Burdwan, arguably the most famous zamindari in Bengal, has a clean history and dusty geography. It was acquired by a family of Punjabi traders on their return from a pilgrimage in Puri during the reign of Jahangir, and their pot of gold survived through Lord Cornwallis’s turbulent permanent resettlement in the last decade of the 18th century, an impressive tribute to the art of genuflection. By the norms of their time, the Mahtabs were good landlords, rising to the eminence of maharaja and leaving, very unobtrusively, a little hint of Punjab in the sky. The blue above was a playing field for kites when I drove up from Calcutta, and the air a music hall without walls. Bengal’s kite season is during the ebb of the monsoon, but Burdwan celebrates its kite festival in the middle of January, in an echo of Baisakhi. Memory of the Mahtabs will not wane, for an excellent reason: Their vast palace is now the campus of Burdwan University. Question: Why hasn’t every state turned its best palace into a university?
Who says there has been no progress in Bengal? You still can’t find a job, but you can get the delicious nalin-gur (new molasses sounds so pedestrian compared to nalin-gur) in a tube, and squeeze it out like toothpaste. You can order Burdwan’s unique contribution to a gourmet’s palate, mehindana, through Flipkart. Other Indians have a sweet tooth. Bengalis have 32 teeth submerged in sugar. If there is one word which can be, or perhaps should be, considered the motto of Bengal then it is surely mishti. A conventional dictionary would translate that as “sweet” but the nuances simply do not travel into the consciousness of another culture, let alone English. Burdwan gave the British its allegiance, not its menu.
Mishti is the highest compliment that can be paid to a bride. It does not denote just beauty — anyone young is attractive; it speaks of temperament as well. It is gender-neutral. Critics have carped that the bane of young men is that they have been canoodled too long by ma and pishi as mishti chheley. But at least the mishti standard can claim harmony as a dividend. At a time when the university map of India has become a mountain range where every second peak is a volcano, and valleys strewn with lava; when the common rooms and carrom board clubs of the unemployed have turned into cinder barns, the Burdwan academic environment is calm. Its students converse with a vice chancellor who keeps his door open.

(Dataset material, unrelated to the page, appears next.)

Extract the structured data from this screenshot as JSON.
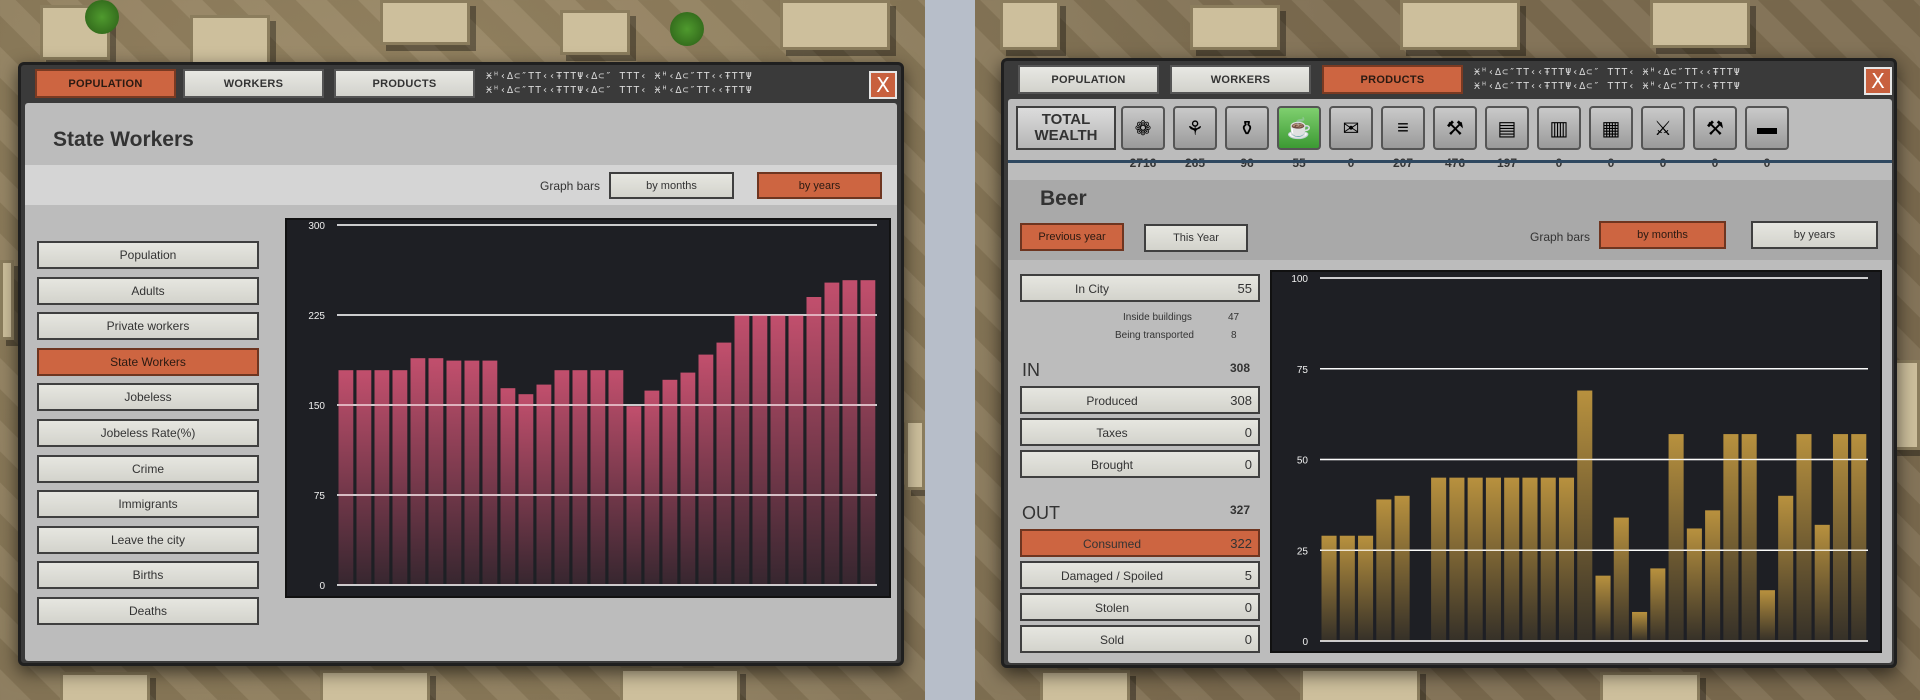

Is there a silent revolution taking place among the upper echelons of Calcutta? Elgin Road is one of the many congested arteries weaving towards the heart of the city, bedecked with shops in egalitarian sequence, fancy astride humble, much in the sense and sensibility of Calcutta. Towards its end is a very spacious Ganguram outlet selling what it describes, sensationally, as sugarless mithai. That is an oxymoron worthy of Coca Cola; how can it exist, let alone flourish, in Calcutta? If sugar falls in Calcutta, then its era is over.

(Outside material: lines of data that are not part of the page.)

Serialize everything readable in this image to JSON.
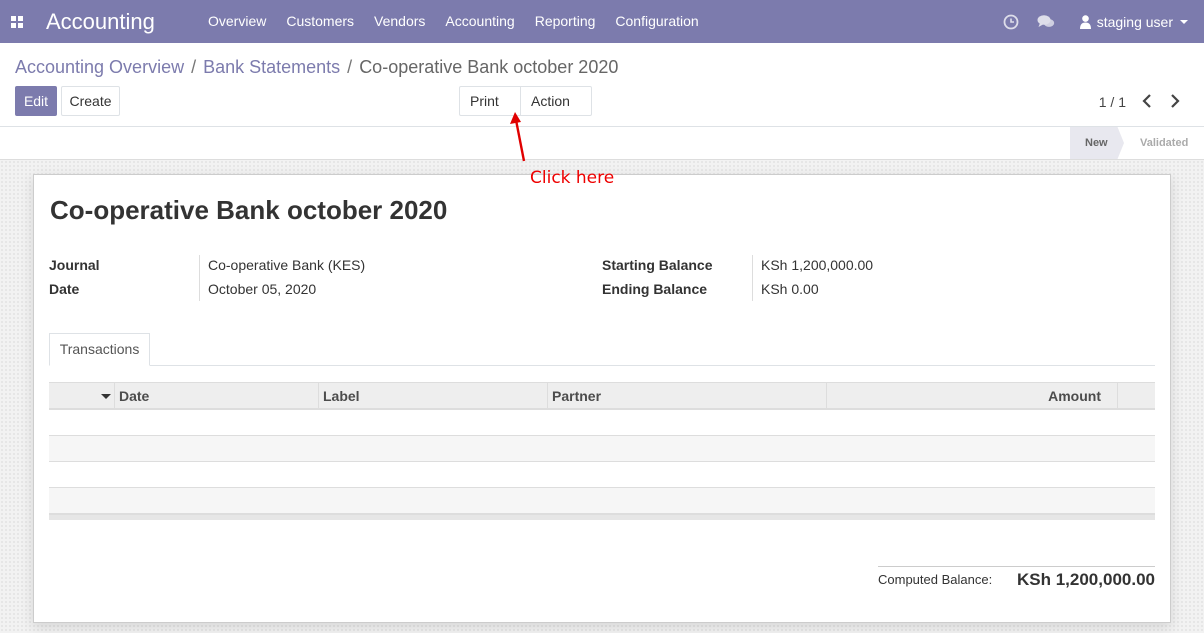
{
  "navbar": {
    "brand": "Accounting",
    "menu": [
      "Overview",
      "Customers",
      "Vendors",
      "Accounting",
      "Reporting",
      "Configuration"
    ],
    "user": "staging user",
    "icons": [
      "apps-icon",
      "clock-icon",
      "chat-icon",
      "user-icon"
    ]
  },
  "breadcrumb": {
    "items": [
      "Accounting Overview",
      "Bank Statements"
    ],
    "separator": "/",
    "current": "Co-operative Bank october 2020"
  },
  "buttons": {
    "edit": "Edit",
    "create": "Create",
    "print": "Print",
    "action": "Action"
  },
  "pager": "1 / 1",
  "status": {
    "stages": [
      "New",
      "Validated"
    ],
    "active": "New"
  },
  "form": {
    "title": "Co-operative Bank october 2020",
    "journal_label": "Journal",
    "journal_value": "Co-operative Bank (KES)",
    "date_label": "Date",
    "date_value": "October 05, 2020",
    "starting_balance_label": "Starting Balance",
    "starting_balance_value": "KSh 1,200,000.00",
    "ending_balance_label": "Ending Balance",
    "ending_balance_value": "KSh 0.00"
  },
  "tabs": [
    "Transactions"
  ],
  "table": {
    "columns": [
      "Date",
      "Label",
      "Partner",
      "Amount"
    ],
    "rows": []
  },
  "computed_balance": {
    "label": "Computed Balance:",
    "value": "KSh 1,200,000.00"
  },
  "annotation": {
    "text": "Click here",
    "color": "#e00000"
  },
  "colors": {
    "brand": "#7c7bad"
  }
}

Sunny, said the headline of a single-column story in a major Delhi newspaper, has decided to stop endorsing gutka and all those tobacco variants designed to send you into cancerward much faster than cigarettes. This came as a relief. For my generation, Sunny is synonymous with an icon who leapt into our imagination when we were in our teens, through radio and cricket commentary from a distant West Indies, where he faced the bouncers of fierce fast bowlers with an aplomb that was worthy of Napoleon. This was Sunil “Sunny” Gavaskar, a rare combination of huge talent and brisk good sense, who has become a staple of television screens over decades. There was one niggle though. Why had Sunny lent his fame and reputation to such products in the first place. Fading filmstars with leaking bank accounts might do so, but surely not Sunil, who earns more from broadcast than most players. Curiosity took me towards the full story. It was not about Sunny Gavaskar but Sunny Leone, the star more famous for acrobatics than cricket. I remain astonished, not at the sudden arrival of health-conscious rectitude on the part of Sunny Leone, but at the editing desk of the newspaper. The newspaper assumes, alas correctly, that if a reader sees “Sunny” in a headline, he or she will automatically transfer association to India’s most famous pornstar rather than India’s second most famous cricketing legend. Just 10 years ago, this would have been unthinkable.
How brand names change.